Return all lines in the data where the string "перейти" can be found.

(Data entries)
*****

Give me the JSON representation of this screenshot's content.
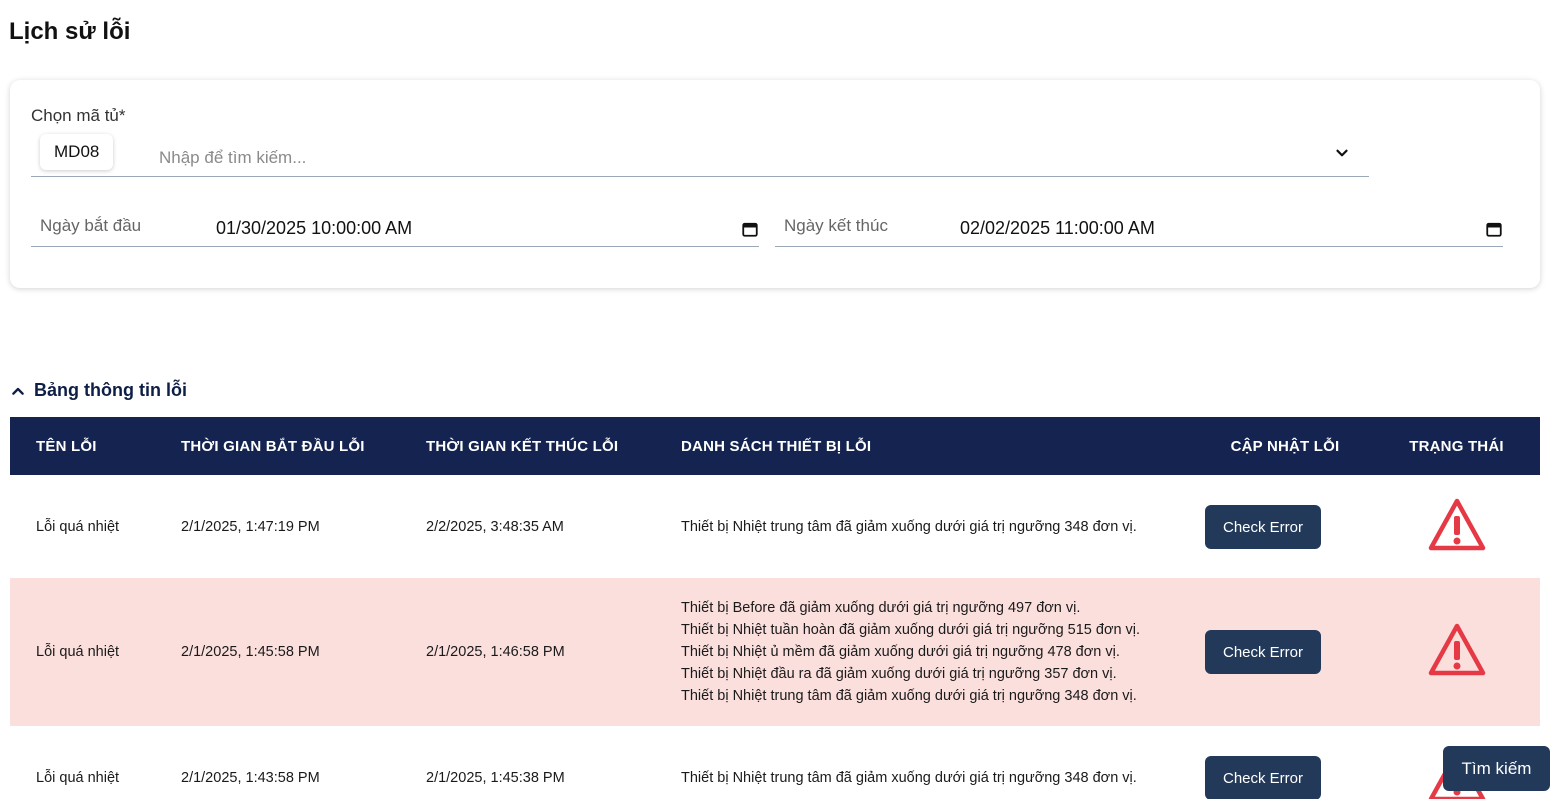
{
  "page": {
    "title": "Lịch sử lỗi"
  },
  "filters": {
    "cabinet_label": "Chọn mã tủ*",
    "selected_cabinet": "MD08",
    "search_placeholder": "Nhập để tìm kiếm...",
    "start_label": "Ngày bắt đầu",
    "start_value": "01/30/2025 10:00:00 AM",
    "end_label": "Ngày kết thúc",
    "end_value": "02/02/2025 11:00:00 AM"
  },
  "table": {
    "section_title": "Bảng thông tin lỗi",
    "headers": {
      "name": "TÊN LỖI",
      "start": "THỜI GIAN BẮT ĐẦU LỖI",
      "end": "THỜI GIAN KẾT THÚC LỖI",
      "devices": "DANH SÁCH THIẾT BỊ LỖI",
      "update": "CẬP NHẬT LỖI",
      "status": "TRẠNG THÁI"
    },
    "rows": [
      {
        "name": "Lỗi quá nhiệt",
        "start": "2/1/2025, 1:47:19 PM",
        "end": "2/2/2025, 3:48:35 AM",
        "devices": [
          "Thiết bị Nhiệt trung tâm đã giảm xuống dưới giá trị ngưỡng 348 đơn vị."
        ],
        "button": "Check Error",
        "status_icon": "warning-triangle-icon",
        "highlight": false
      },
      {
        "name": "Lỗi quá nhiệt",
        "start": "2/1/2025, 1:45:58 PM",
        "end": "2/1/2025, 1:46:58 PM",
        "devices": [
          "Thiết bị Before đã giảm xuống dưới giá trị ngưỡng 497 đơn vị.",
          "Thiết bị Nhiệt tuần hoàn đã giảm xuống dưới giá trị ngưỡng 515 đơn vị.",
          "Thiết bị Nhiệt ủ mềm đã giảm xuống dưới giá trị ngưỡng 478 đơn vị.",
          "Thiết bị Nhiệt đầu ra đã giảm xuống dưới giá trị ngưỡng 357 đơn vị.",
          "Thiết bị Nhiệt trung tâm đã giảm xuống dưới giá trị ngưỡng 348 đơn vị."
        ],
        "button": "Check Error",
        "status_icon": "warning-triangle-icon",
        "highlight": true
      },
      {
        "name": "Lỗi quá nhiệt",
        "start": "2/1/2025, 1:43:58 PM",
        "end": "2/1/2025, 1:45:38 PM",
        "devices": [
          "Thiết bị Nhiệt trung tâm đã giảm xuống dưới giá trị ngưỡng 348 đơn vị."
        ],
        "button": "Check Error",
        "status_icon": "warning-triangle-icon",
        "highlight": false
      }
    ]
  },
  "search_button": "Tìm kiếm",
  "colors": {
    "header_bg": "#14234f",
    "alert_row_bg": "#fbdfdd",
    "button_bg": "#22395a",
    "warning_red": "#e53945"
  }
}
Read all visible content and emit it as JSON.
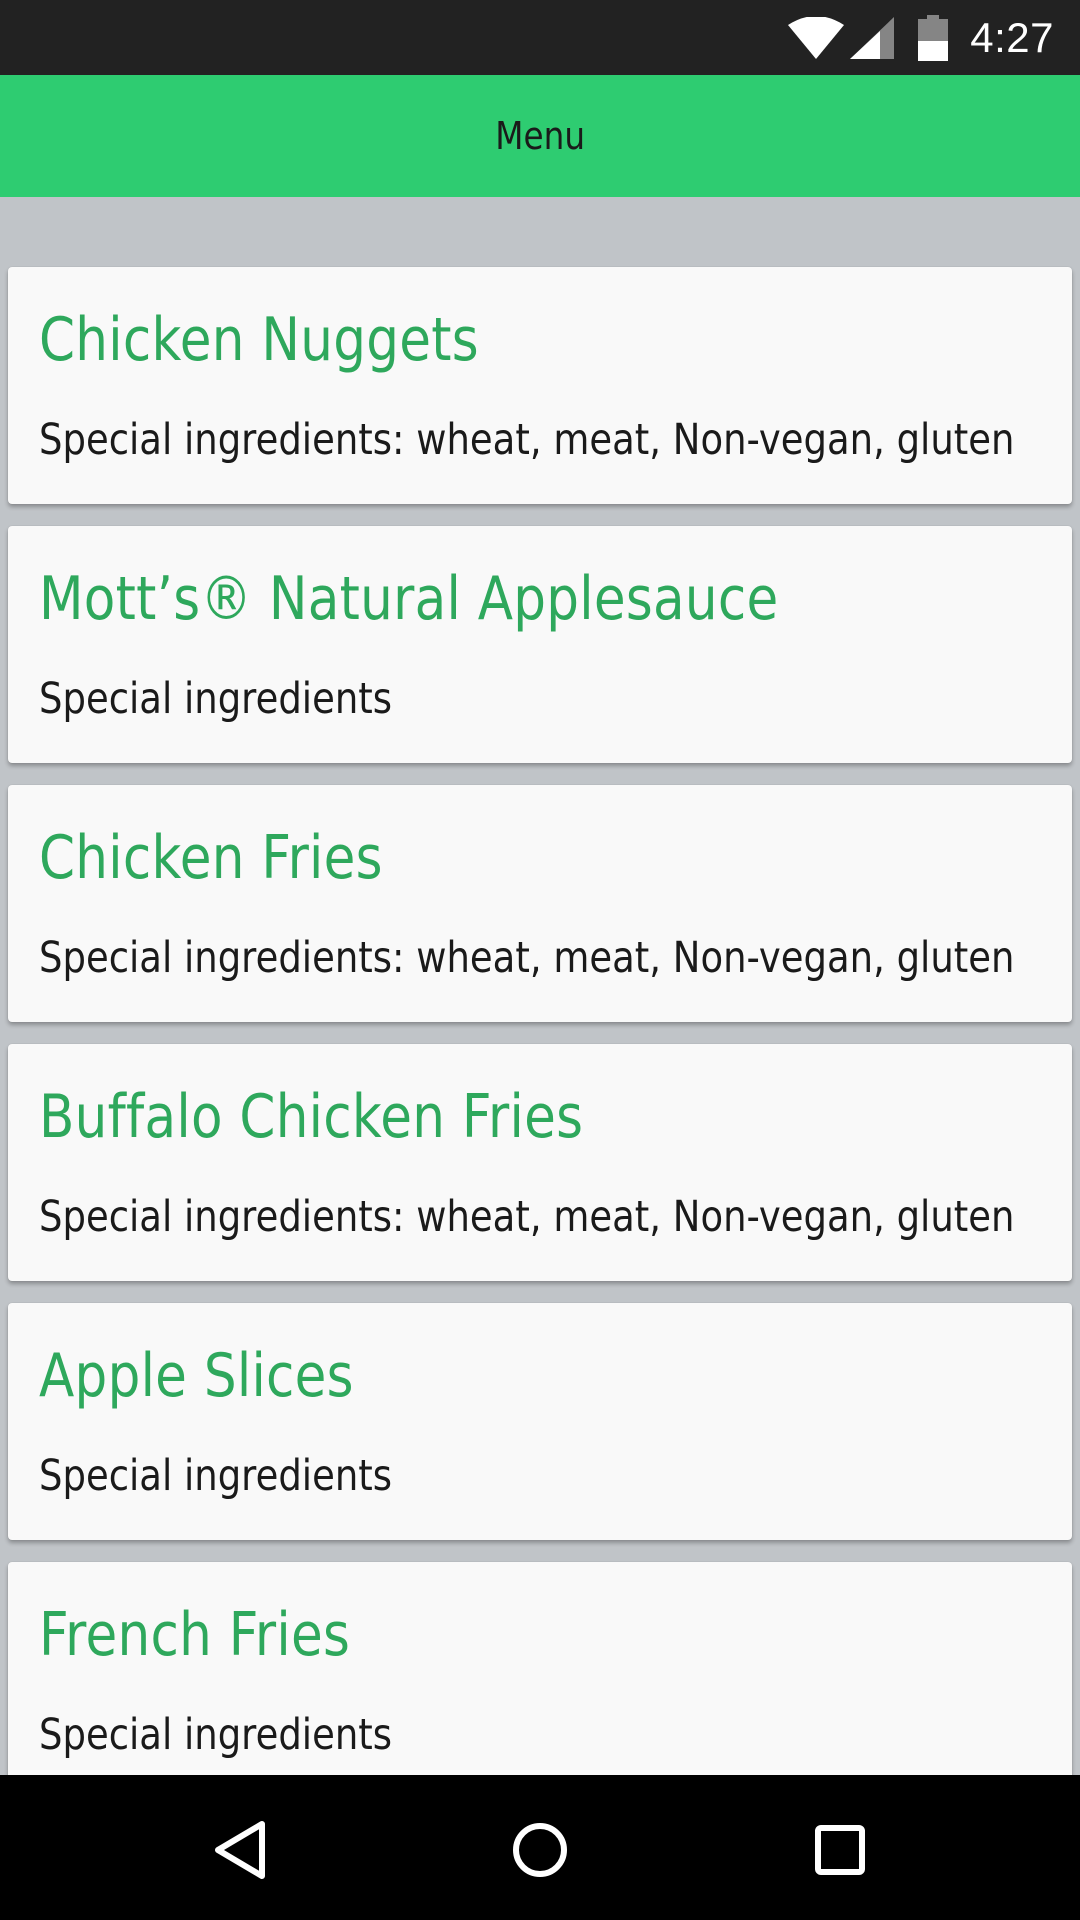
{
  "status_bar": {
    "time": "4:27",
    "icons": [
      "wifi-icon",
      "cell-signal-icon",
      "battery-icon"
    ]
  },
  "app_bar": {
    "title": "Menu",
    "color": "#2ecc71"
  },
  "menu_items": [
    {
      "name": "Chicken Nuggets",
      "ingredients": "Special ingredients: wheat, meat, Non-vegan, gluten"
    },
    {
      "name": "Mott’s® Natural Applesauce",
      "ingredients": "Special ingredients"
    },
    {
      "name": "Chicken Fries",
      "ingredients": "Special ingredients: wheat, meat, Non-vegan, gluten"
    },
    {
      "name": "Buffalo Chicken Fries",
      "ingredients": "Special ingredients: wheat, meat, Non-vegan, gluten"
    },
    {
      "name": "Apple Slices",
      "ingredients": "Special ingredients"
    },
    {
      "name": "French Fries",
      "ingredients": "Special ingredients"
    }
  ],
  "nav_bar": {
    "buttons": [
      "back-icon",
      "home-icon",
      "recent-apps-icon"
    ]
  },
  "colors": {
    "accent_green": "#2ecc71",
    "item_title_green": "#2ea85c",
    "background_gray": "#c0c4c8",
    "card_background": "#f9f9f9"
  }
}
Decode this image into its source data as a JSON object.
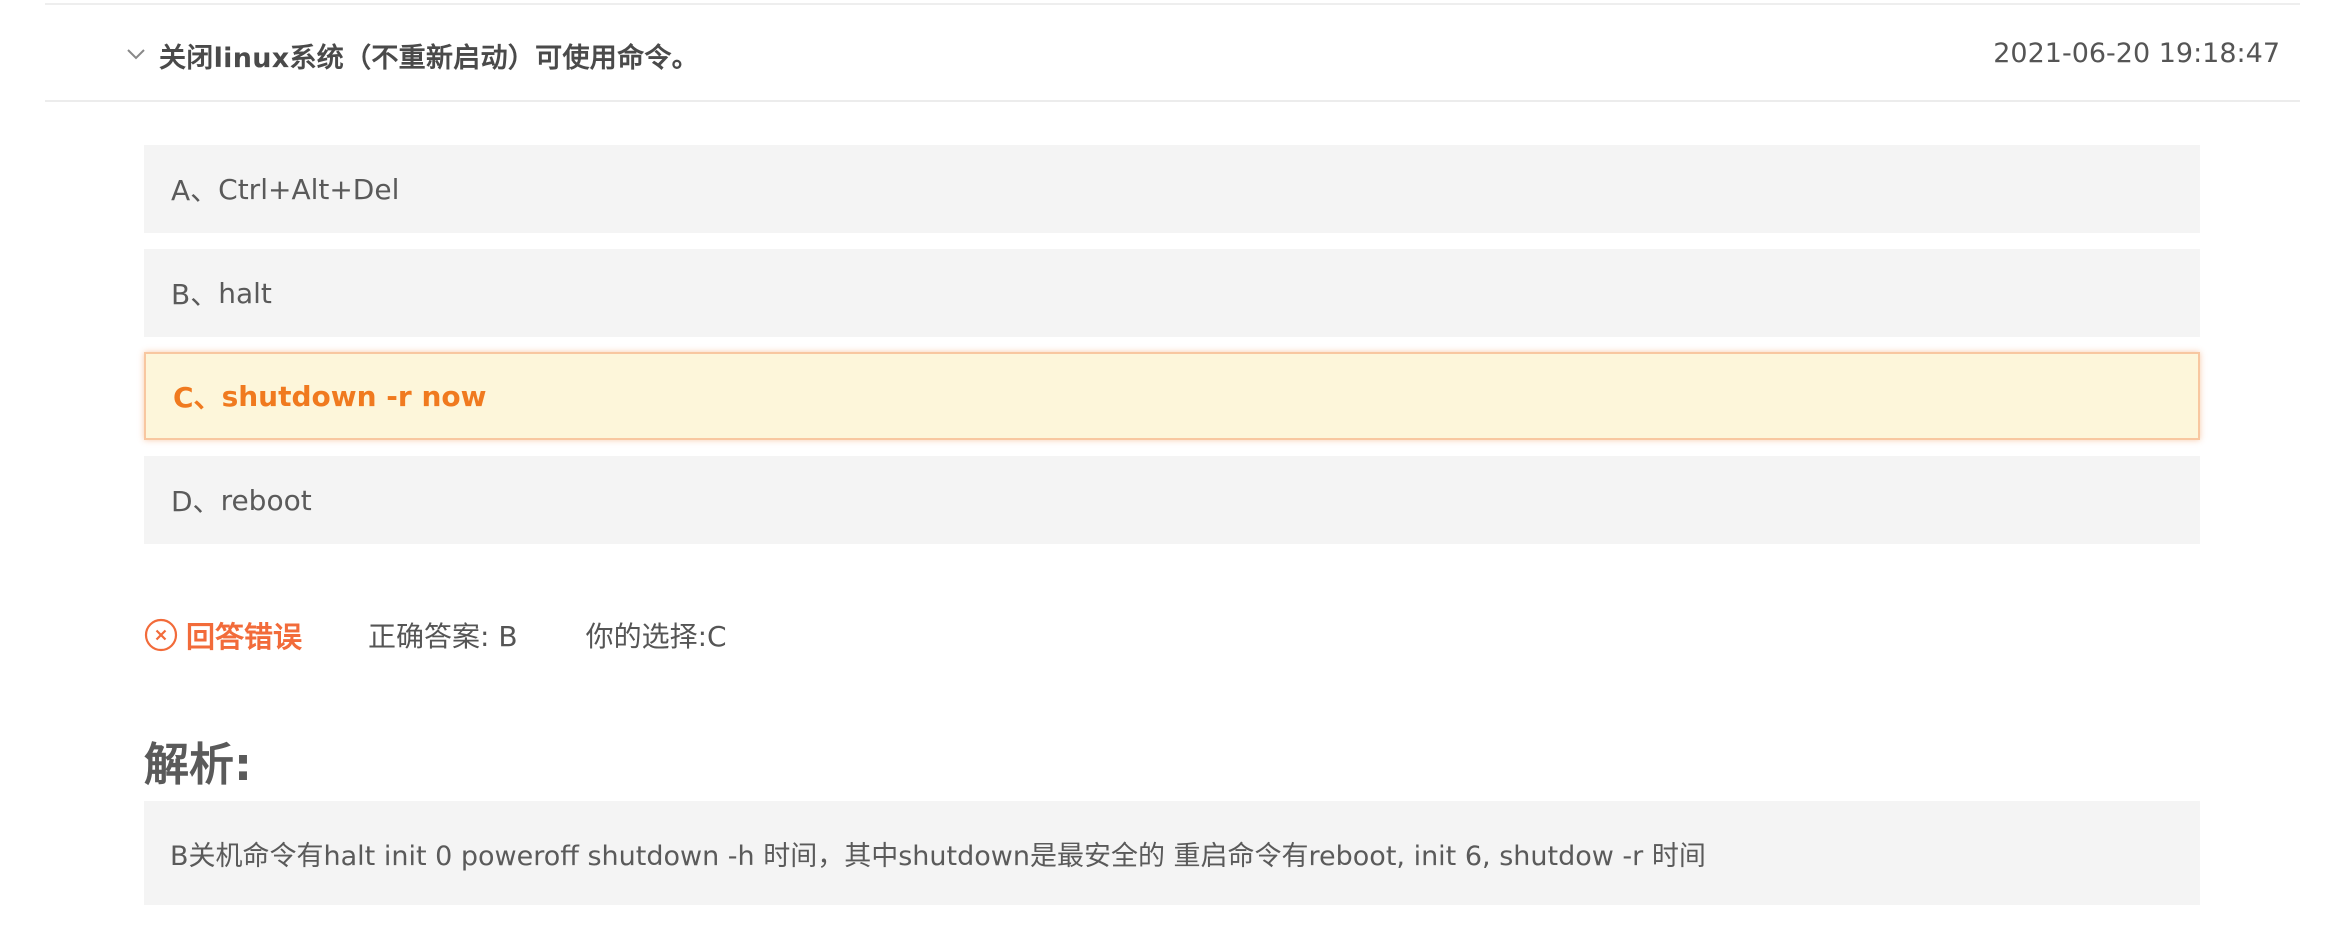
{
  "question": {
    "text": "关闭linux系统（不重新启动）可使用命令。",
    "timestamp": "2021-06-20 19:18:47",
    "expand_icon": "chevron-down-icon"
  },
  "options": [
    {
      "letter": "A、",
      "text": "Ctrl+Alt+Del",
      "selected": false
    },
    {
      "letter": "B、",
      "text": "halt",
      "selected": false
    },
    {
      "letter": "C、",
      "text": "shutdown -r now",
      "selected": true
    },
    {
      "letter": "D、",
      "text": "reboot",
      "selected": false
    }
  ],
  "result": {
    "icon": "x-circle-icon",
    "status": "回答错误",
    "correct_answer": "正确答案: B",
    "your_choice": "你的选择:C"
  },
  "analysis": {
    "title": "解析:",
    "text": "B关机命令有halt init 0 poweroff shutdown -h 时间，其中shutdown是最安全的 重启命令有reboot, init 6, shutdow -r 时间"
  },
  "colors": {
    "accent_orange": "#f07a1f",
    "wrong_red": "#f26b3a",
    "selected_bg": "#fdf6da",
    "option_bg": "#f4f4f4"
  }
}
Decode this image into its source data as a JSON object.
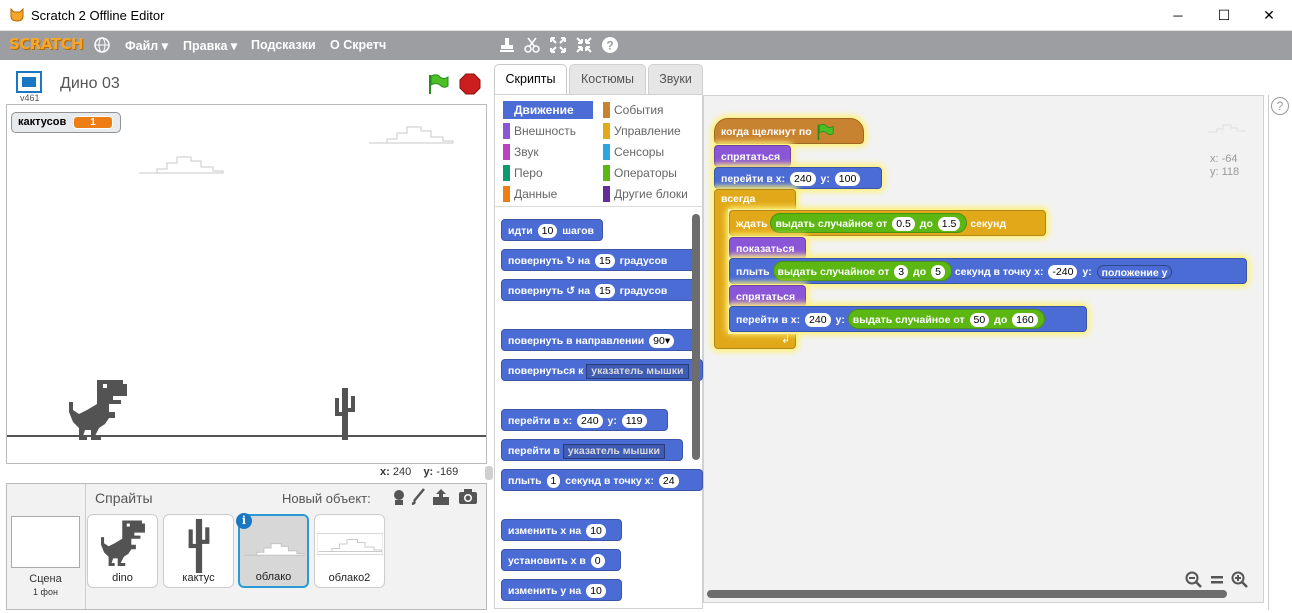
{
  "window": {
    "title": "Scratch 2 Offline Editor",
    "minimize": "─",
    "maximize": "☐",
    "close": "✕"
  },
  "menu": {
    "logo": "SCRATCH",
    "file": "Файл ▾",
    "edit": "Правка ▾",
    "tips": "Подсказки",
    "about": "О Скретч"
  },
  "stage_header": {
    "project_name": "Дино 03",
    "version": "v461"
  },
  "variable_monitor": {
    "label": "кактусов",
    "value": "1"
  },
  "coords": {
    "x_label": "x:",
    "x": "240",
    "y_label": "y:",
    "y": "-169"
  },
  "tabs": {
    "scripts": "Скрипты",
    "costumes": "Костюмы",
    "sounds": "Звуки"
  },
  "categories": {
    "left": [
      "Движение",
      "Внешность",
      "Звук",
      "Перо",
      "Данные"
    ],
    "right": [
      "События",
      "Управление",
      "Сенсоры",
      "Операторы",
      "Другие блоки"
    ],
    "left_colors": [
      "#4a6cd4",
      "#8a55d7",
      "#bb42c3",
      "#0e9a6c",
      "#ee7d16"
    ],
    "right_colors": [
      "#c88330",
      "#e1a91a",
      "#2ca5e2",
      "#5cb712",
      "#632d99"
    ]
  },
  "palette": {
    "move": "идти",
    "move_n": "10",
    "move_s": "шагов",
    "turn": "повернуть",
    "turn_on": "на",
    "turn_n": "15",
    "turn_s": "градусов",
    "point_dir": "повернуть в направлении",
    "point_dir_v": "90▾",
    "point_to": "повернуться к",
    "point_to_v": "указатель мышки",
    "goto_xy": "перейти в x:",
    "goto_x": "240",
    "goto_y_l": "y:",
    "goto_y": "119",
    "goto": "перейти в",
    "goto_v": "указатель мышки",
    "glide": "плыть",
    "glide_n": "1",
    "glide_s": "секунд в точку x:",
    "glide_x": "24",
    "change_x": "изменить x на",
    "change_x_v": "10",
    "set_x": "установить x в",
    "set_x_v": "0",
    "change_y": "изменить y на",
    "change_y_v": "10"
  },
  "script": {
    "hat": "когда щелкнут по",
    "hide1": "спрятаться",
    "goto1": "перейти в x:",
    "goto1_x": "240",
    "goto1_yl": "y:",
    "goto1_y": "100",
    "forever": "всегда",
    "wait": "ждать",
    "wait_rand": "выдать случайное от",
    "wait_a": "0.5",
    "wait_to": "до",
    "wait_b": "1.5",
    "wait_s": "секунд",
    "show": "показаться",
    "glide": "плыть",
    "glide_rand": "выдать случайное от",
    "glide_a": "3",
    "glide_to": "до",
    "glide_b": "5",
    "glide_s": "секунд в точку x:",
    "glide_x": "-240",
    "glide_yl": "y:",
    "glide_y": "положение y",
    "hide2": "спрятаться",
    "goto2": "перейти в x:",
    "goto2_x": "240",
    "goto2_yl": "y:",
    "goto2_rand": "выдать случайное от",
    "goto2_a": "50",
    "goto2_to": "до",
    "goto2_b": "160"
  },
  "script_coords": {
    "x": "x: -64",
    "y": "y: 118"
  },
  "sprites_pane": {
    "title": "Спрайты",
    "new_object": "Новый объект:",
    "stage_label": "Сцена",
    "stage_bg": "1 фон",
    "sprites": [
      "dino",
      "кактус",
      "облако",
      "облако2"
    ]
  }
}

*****

◆ **RESPONSE FOR THIS EXERCISE**
    "goto_xy": "перейти в x:",
    "goto": "перейти в",
    "goto1": "перейти в x:",
    "goto2": "перейти в x:",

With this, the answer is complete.